There is a very good VAXstation info page for additional information.


This machine comes in a BA123 case. It comes with a lot of slots to put Q-Bus boards into, a twin floppy disk drive and a TK 50 tape drive. With Ethernet, its hooked up to my small LAN as well. Together with it goes a big 19" rack with two bulky 500 MB Eagle drives. See the MicroVAX II page for the details.

The DECserver 100 (DEEPT1)

This box comes with 8 serial ports and an AUI connector. Using a tranceiver, you can connect it to either "yellow cable" Ethernet or BNC Ethernet (what I did). I found two versions of the boot software PS0801ENG.SYS (Thanks to the nice guys from comp.os.vms). With one (ps0801eng1.gz, 65024 bytes) it identifies itself as

DECServer 100 V1.3 BL15 LAT Protocol V1.5 Hardware Rev A.A Microcode BL8A,

with the other (ps0801eng2.gz, 110592 bytes) it identifies as

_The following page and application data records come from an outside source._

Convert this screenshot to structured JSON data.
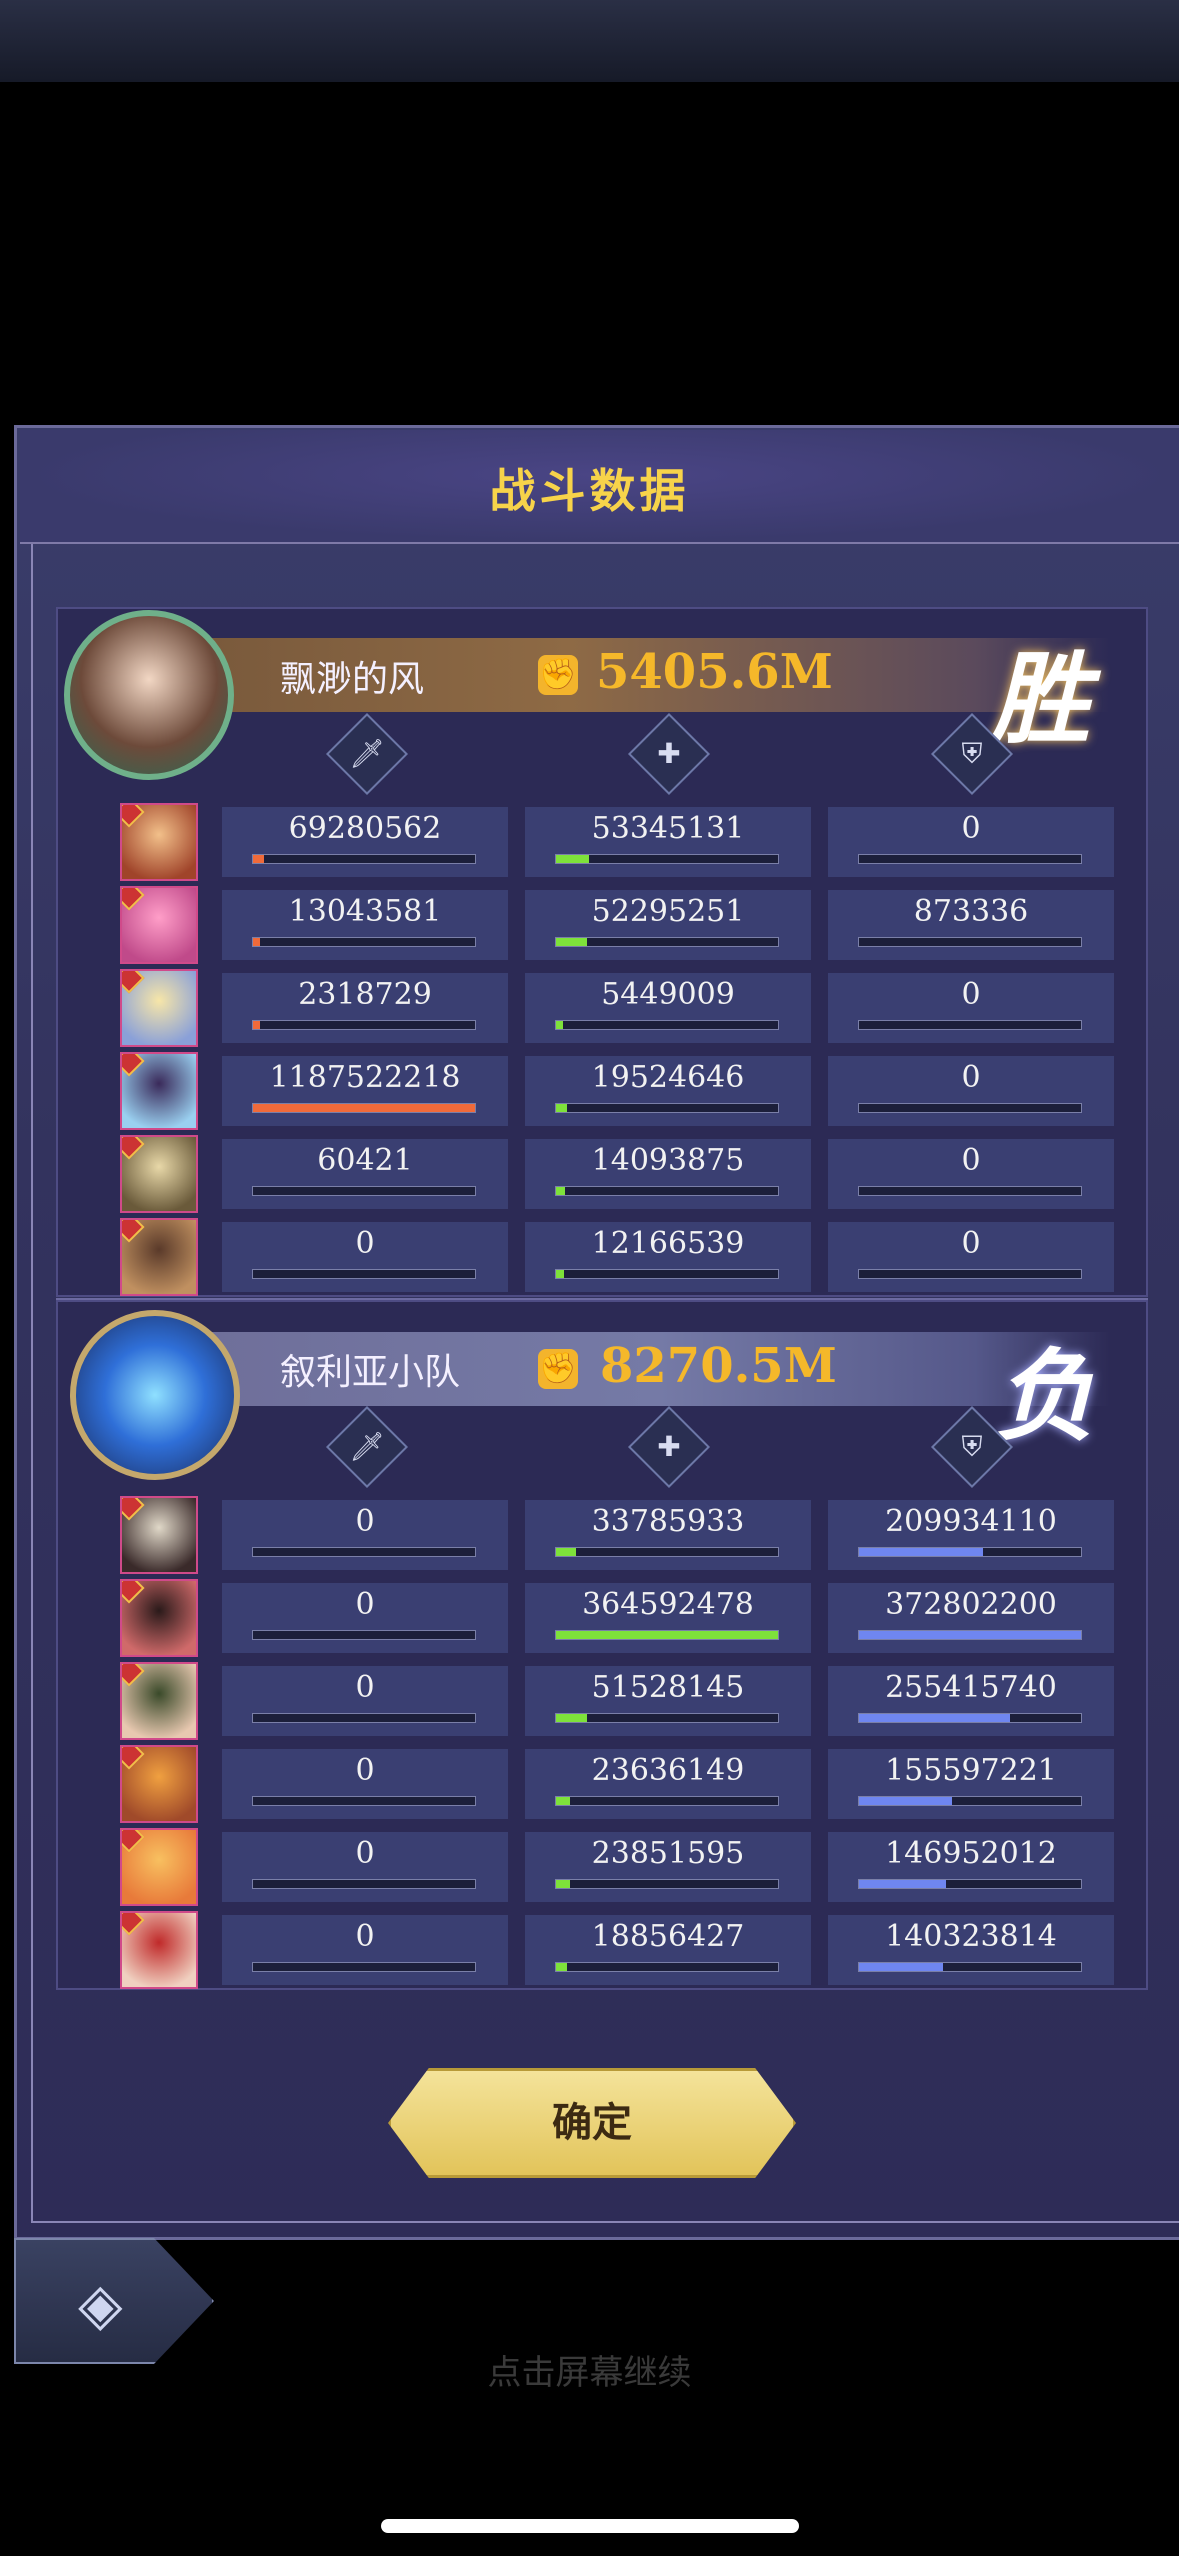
{
  "title": "战斗数据",
  "team1": {
    "name": "飘渺的风",
    "power": "5405.6M",
    "result": "胜",
    "rows": [
      {
        "dmg": "69280562",
        "dmg_pct": 0.05,
        "heal": "53345131",
        "heal_pct": 0.15,
        "tank": "0",
        "tank_pct": 0
      },
      {
        "dmg": "13043581",
        "dmg_pct": 0.01,
        "heal": "52295251",
        "heal_pct": 0.14,
        "tank": "873336",
        "tank_pct": 0
      },
      {
        "dmg": "2318729",
        "dmg_pct": 0.002,
        "heal": "5449009",
        "heal_pct": 0.015,
        "tank": "0",
        "tank_pct": 0
      },
      {
        "dmg": "1187522218",
        "dmg_pct": 1.0,
        "heal": "19524646",
        "heal_pct": 0.05,
        "tank": "0",
        "tank_pct": 0
      },
      {
        "dmg": "60421",
        "dmg_pct": 0,
        "heal": "14093875",
        "heal_pct": 0.04,
        "tank": "0",
        "tank_pct": 0
      },
      {
        "dmg": "0",
        "dmg_pct": 0,
        "heal": "12166539",
        "heal_pct": 0.035,
        "tank": "0",
        "tank_pct": 0
      }
    ]
  },
  "team2": {
    "name": "叙利亚小队",
    "power": "8270.5M",
    "result": "负",
    "rows": [
      {
        "dmg": "0",
        "dmg_pct": 0,
        "heal": "33785933",
        "heal_pct": 0.09,
        "tank": "209934110",
        "tank_pct": 0.56
      },
      {
        "dmg": "0",
        "dmg_pct": 0,
        "heal": "364592478",
        "heal_pct": 1.0,
        "tank": "372802200",
        "tank_pct": 1.0
      },
      {
        "dmg": "0",
        "dmg_pct": 0,
        "heal": "51528145",
        "heal_pct": 0.14,
        "tank": "255415740",
        "tank_pct": 0.68
      },
      {
        "dmg": "0",
        "dmg_pct": 0,
        "heal": "23636149",
        "heal_pct": 0.065,
        "tank": "155597221",
        "tank_pct": 0.42
      },
      {
        "dmg": "0",
        "dmg_pct": 0,
        "heal": "23851595",
        "heal_pct": 0.065,
        "tank": "146952012",
        "tank_pct": 0.39
      },
      {
        "dmg": "0",
        "dmg_pct": 0,
        "heal": "18856427",
        "heal_pct": 0.05,
        "tank": "140323814",
        "tank_pct": 0.38
      }
    ]
  },
  "colors": {
    "dmg": "#f06a3a",
    "heal": "#7ee23a",
    "tank": "#6f86f0",
    "gold": "#f5b82a"
  },
  "icons": {
    "damage": "sword-icon",
    "heal": "heart-plus-icon",
    "tank": "shield-icon",
    "power": "fist-icon",
    "back": "back-arrow-icon"
  },
  "confirm_label": "确定",
  "hint": "点击屏幕继续"
}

DECServer 100 V2.0 BL23 LAT V5.1

Both versions seemed to work with my Linux latd.

A useful hint if you have a DECServer: To reset the configuration and change the privileged password back to "system", unplug the power cable, hold down the red button on the back of the server and plug the power back in.

The DECserver 200/MC (DEEPT2)

This box has the same connectors as the DECserver 100, but additionally modems can be attached to the 8 ports (the MC is for Modem Control). Also the help menus are a lot more user-friendly. When the server is turned on, it looks for the file PR0801ENG.SYS and can get it from either my Linux server or my VAXes.

Linux stuff

Some things are hard to find out even with the available official documentation, so I'm collecting some fo the experiences made here.

Installing sendmail/replacing sendmail with useful spam / relaying control and SMTP AUTH on a SuSE Linux 7.2 system

VAX/VMS links

Here are some useful links to information on VAXes and VMS, and utilities.

linux-decnet A project with several tools for Decnet Phase IV connectivity for Linux. Includes LAT.
vmscd A very useful utility to read VMS formatted (ODS-2, or Files-11) CD-Roms on a Linux system
poormandrivers "Poor Man" pseudo drivers for accessing virtual harddisks and CD-Rom on Linux over Ethernet
netbsd-vax Running NetBSD on a VAX - You can just net-boot NetBSD diskless over the Ethernet
mopd-linux-2.5.3.tar.gz The mopd server configured for Linux - allowing a VAX to boot from a Linux box.
VMS Hobbyist The VMS Hobbyist License program. Ordering a CD-Rom with the latest VMS version and getting a free Hobbyist VMS license
VS2000 hardware info Hardware info (connector layout) of the VAXstation 2000
digital$resources Hardware info on many DEC systems, including Q-Bus module hardware information